Gruber knew that the sharks were in trouble again, because this had already happened to him in Florida. So he began doing his research at a small island in the Bahamas at the place where he would later establish the Bimini Biological Field Station. Four times a year, he went there for his field research using National Science Foundation research vessels which were at his disposal from the University of Miami.

Later, when he had the Bimini field station set up, they could do permanent work there without the need to go back and forth to Florida, which allowed them to expand their research.

The research

The Bimini Shark Lab that Gruber founded in the Bahamas

The main thrust of Gruber’s research was trophic ecology or autecology, the ecology of one species.

Bimini’s lagoon was like a marine lake, where the juvenile lemon sharks were obliged to remain, and each shark could be looked at year after year for six or seven years before it left the area. The location was ideal. There were two to three hundred sharks divided between three to four nursery areas, and he tagged nearly all of them, and focused hard on learning all about their lives as he tried to unravel the ecology of the lemon shark. How many sharks were there? How many lived? How many died? How many grew up to maturity? How fast did they grow? What would it take to grow a lemon shark up from a pup to an adult of 80 kg?

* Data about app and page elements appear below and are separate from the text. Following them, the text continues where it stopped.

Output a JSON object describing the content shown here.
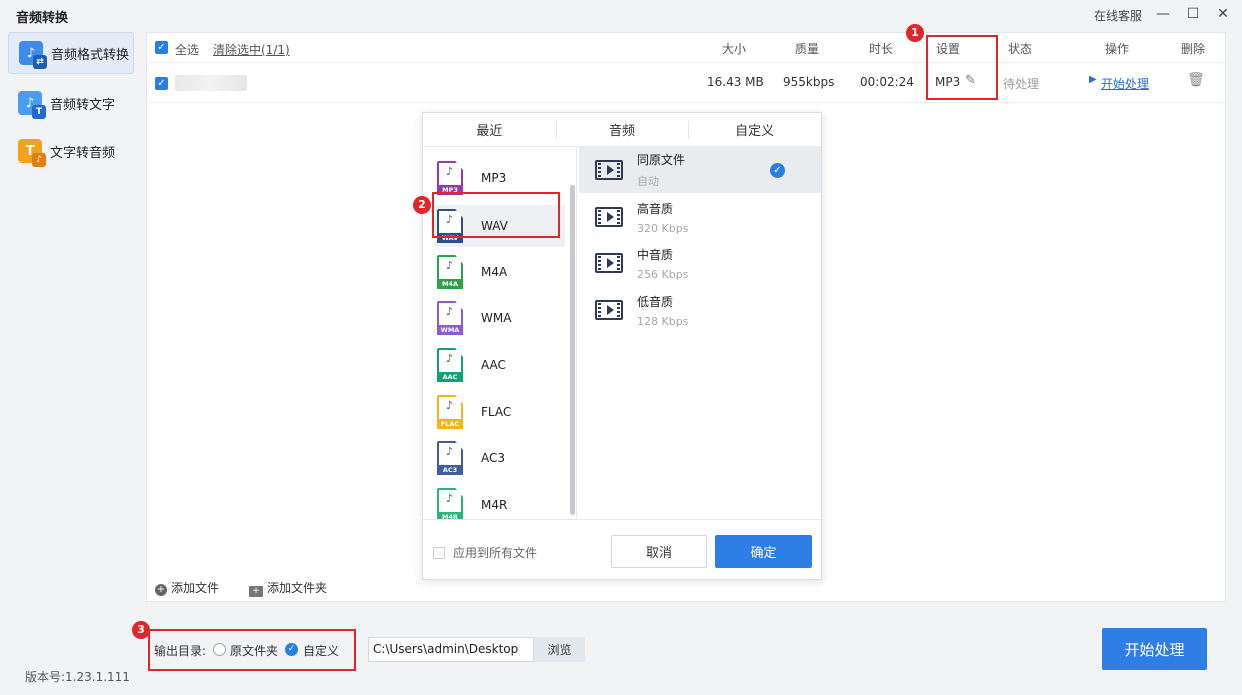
{
  "app": {
    "title": "音频转换",
    "support": "在线客服",
    "version": "版本号:1.23.1.111"
  },
  "sidebar": {
    "items": [
      {
        "label": "音频格式转换",
        "icon": "music-convert-icon",
        "active": true
      },
      {
        "label": "音频转文字",
        "icon": "audio-to-text-icon",
        "active": false
      },
      {
        "label": "文字转音频",
        "icon": "text-to-audio-icon",
        "active": false
      }
    ]
  },
  "table": {
    "select_all": "全选",
    "clear_selection": "清除选中(1/1)",
    "columns": {
      "size": "大小",
      "quality": "质量",
      "duration": "时长",
      "settings": "设置",
      "status": "状态",
      "action": "操作",
      "delete": "删除"
    },
    "rows": [
      {
        "size": "16.43 MB",
        "quality": "955kbps",
        "duration": "00:02:24",
        "format": "MP3",
        "status": "待处理",
        "action": "开始处理"
      }
    ]
  },
  "add": {
    "file": "添加文件",
    "folder": "添加文件夹"
  },
  "popup": {
    "tabs": [
      "最近",
      "音频",
      "自定义"
    ],
    "formats": [
      {
        "name": "MP3",
        "color": "#8e3bb5"
      },
      {
        "name": "WAV",
        "color": "#2c4f8c"
      },
      {
        "name": "M4A",
        "color": "#2aa34a"
      },
      {
        "name": "WMA",
        "color": "#8a5bd6"
      },
      {
        "name": "AAC",
        "color": "#12a07a"
      },
      {
        "name": "FLAC",
        "color": "#f2b51c"
      },
      {
        "name": "AC3",
        "color": "#3f5f9a"
      },
      {
        "name": "M4R",
        "color": "#2bb37a"
      }
    ],
    "selected_format": "WAV",
    "qualities": [
      {
        "title": "同原文件",
        "sub": "自动",
        "selected": true
      },
      {
        "title": "高音质",
        "sub": "320 Kbps",
        "selected": false
      },
      {
        "title": "中音质",
        "sub": "256 Kbps",
        "selected": false
      },
      {
        "title": "低音质",
        "sub": "128 Kbps",
        "selected": false
      }
    ],
    "apply_all": "应用到所有文件",
    "cancel": "取消",
    "confirm": "确定"
  },
  "output": {
    "label": "输出目录:",
    "option_original": "原文件夹",
    "option_custom": "自定义",
    "path": "C:\\Users\\admin\\Desktop",
    "browse": "浏览",
    "start": "开始处理"
  },
  "annotations": [
    "1",
    "2",
    "3"
  ],
  "colors": {
    "accent": "#2f7ee6",
    "annotation": "#e0252b"
  }
}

Each spring, when the lemon shark pups were born, Gruber and the students did a comprehensive tagging study. They built a large pen, which could hold up to 150 sharks. Then they caught the sharks in nets, tagged them with an electronic micro-tag, took a genetic sample, weighed them, measured them, sexed them, and put them in the giant pen. Every year they would catch, tag, and work up between 180 and 230 sharks. The sharks were released, and then the next year the same sharks that survived, could be caught and measured again. The year 2014 was their 20th year.

The shark pens are visible in the foreground
After more than a decade of research, they balanced the bio-energetic equation for a young, fast-growing, 2 kg lemon shark at 25 degrees centigrade, and discovered that the little shark was an energy conserver, and ate only about seven times its body weight in a year. By comparison, many fish, such as tuna, blow a lot of energy and have to eat a lot of food. And humans, in comparison with lemon sharks, eat an enormous amount.

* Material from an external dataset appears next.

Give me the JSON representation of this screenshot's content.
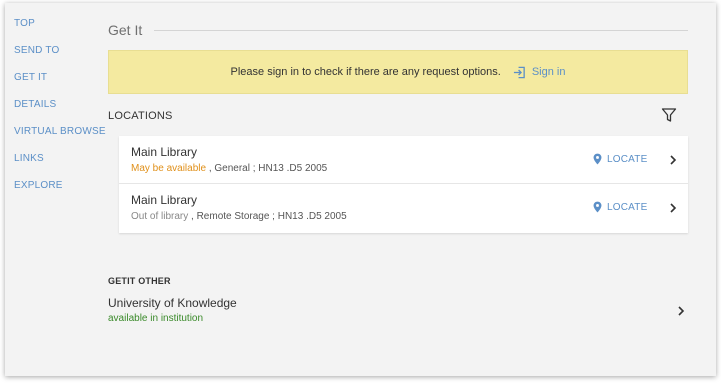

With the sharks living free in a place where they could be watched from year to year, many experiments were possible. For example, they were able to study their movements, their relationship to temperatures, their food, their place in the ecological system, and their social networks. The nursery was a region of mangroves, and certain little snails called Batillaria were low on the food chain and were the keystone species. The next level was crabs, then fish, then sharks—sharks were on the fifth level.

The countless studies took years and years, doctoral dissertations, and masters theses, and thousands of students all coming to Bimini to study sharks. Gruber taught a University of Miami course there for 22 years, sometimes twice a year; now he teaches five university courses at the station. He had graduate students, built big holding pens at his research facility, and kept dozens of lemon sharks.

And as time passed and he learned of its abilities and capacities, the lemon shark became an animal of complete fascination. To Gruber, the lemon shark had gone from a predatory fish with fins and teeth to being more like a family member.

He said,

“As I went through my early career and I got married and we had children, then we got a house and we got cars, I realized that the lemon shark had provided a living for me in the human world, whereby I could become a functional and useful citizen and have a family. It was all because of the lemon shark. That’s why I get so nervous when I think that they are having problems underwater, not only with being overfished, but also with us handling them.

So I have not been able to remain objective in my feelings for them, although I have tried to remain objective in my research of them.”

Doc Gruber loves lemon sharks

(c) Ila France Porcher

Illustrations courtesy of Dr. Gruber, except where indicated.

This first of three parts, was originally published in Shark Tales in X-ray Dive Magazine, issue 64. See Part two next!